Warm up game:
Eyewitness: Show students a slide or picture of three people for two minutes. Tell them that today some computers were stolen from the office and these people were seen. Ask them to describe the people they just saw. Prompt for as much detail as possible. This will test the students’ ability to use adjectives and learn new vocabulary from each other:
Do you like detective shows ? Which are your favourites ?
The above shows are from USA, UK & South Korea. Detective shows are popular all over the world. Even famous film directors can write detective novels:
I was walking with a friend along Main Street, around 4 in the morning. The street was ………….quiet, just some tourists and a little traffic.
I was wearing a small bag, strung across my shoulder. A security guard was behind me, talking to a person in a car. …….., a motorbike came towards me on the pavement. He stopped, …………..my strap, then drove away.

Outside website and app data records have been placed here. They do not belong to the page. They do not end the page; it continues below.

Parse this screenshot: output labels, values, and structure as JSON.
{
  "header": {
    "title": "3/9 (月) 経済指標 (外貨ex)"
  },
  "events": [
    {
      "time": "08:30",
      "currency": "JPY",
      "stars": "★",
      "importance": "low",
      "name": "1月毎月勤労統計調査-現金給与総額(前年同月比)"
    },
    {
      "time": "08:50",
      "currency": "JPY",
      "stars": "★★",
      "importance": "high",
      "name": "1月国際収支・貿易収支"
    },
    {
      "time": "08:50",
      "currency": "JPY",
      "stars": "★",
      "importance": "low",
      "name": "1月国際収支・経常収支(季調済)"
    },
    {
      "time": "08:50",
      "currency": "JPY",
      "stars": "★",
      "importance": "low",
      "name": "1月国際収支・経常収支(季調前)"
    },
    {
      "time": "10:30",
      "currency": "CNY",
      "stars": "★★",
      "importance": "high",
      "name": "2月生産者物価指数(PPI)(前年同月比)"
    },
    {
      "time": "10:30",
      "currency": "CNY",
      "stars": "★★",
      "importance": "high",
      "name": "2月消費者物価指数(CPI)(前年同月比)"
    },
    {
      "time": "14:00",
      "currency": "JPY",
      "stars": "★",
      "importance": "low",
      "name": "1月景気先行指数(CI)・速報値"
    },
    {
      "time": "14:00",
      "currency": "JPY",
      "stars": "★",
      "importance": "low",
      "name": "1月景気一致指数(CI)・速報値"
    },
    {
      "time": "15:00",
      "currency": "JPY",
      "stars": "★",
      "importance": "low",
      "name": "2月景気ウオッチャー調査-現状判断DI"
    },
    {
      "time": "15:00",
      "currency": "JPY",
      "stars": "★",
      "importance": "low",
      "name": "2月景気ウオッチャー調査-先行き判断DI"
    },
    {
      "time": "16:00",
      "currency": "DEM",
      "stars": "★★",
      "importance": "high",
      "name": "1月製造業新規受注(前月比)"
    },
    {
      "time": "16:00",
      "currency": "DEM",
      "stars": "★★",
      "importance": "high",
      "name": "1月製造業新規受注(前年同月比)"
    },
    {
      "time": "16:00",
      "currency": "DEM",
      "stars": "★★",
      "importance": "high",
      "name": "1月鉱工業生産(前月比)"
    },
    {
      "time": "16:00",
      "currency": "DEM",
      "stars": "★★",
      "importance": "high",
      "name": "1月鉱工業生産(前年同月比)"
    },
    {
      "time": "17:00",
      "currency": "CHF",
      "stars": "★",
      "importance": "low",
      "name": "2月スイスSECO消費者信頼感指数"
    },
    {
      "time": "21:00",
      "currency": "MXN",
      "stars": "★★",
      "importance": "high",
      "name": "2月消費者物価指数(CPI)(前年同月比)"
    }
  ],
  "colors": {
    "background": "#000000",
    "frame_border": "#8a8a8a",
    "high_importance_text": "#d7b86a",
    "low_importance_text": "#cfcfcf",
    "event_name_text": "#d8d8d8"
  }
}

Naturally, I shouted but it was too late; he was gone. My friend was worried but I told her it was OK, nobody was hurt. The ………of the bag were really worthless: pens, some medicine, a book, but also my designer glasses.
The security guard was comical in his incompetence. He shook his head, mouth open wide, and said, “It all ………. so quickly, there was nothing I could do.”
I should, …….. , have reported it to the police, that was the ……….. but people told me the thief would never be found. What I learnt from this unfortunate experience was to be very careful and never walk around with valuables.
The greatest of all fictional detectives, Sherlock Holmes, along with his loyal companion Dr. Watson, made his first appearance in Arthur (later Sir Arthur) Conan Doyle’s novel A Study in Scarlet (1887) and continued into the 20th century in such collections of stories as The Memoirs of Sherlock Holmes (1894) and the longer Hound of the Baskervilles (1902).
New Vocabulary Practice:
What is the ……… for reporting a crime. (noun)
Most of what we learnt on the first day was ………… (adj)
His wife ……….. (verb) him of eating the cake but the real ….. (noun) was the dog !
Jet Mart had two cases of Tiger beer boosted (stolen). In Mr Wall’s house, there were two cases of Tiger beer but, his lawyer defended, this is not proof, merely ……….. …………….
good as gold / butter wouldn’t melt in his\her mouth / a little rascal / a handful
well-behaved / a little madam / a young gentleman / full of him\herself
What are the pros and cons (The benefits and drawbacks ) ofhaving children ?
Pros: makes us responsible / patient / sometimes they can be funny
they can enrich our lives
Cons: sometimes they misbehave ( are naughty) / no free time / they need a lot of energy / need a lot of money for toys, sweets, uniform, books, equipment.
Is there pressure from family to have children in your culture ?
Niece (girl) and nephew (boy) = children of my brother/sister
How would you describe these children ?
She has an angelic smile.
Remember – for sentence building, use adjectives and discourse markers (linking words or phrases). Never start with a pronoun (she, it, he, they) but say what the subject is – in this example, the subject is a girl. Now we can keep building up more information:
The girl has an angelic smile.
The young girl has blonde hair and an angelic smile.
The young girl, who has long straight blonde hair, has lovely big green-grey eyes, and is smiling angelically. She wears a multi-coloured T-shirt as well as some flowers around the neckline.
Now – your turn:
Here, you can also add some verbs and background information. Where do you think he is ? How is he feeling ? Who taught him this behaviour ? Do you think his mother is with him ?
These young gentleman attend a very expensive, possibly elitist, private school. Such schools are named ‘public schools’ in the UK. they include Eton, Harrow and Gordonstoun.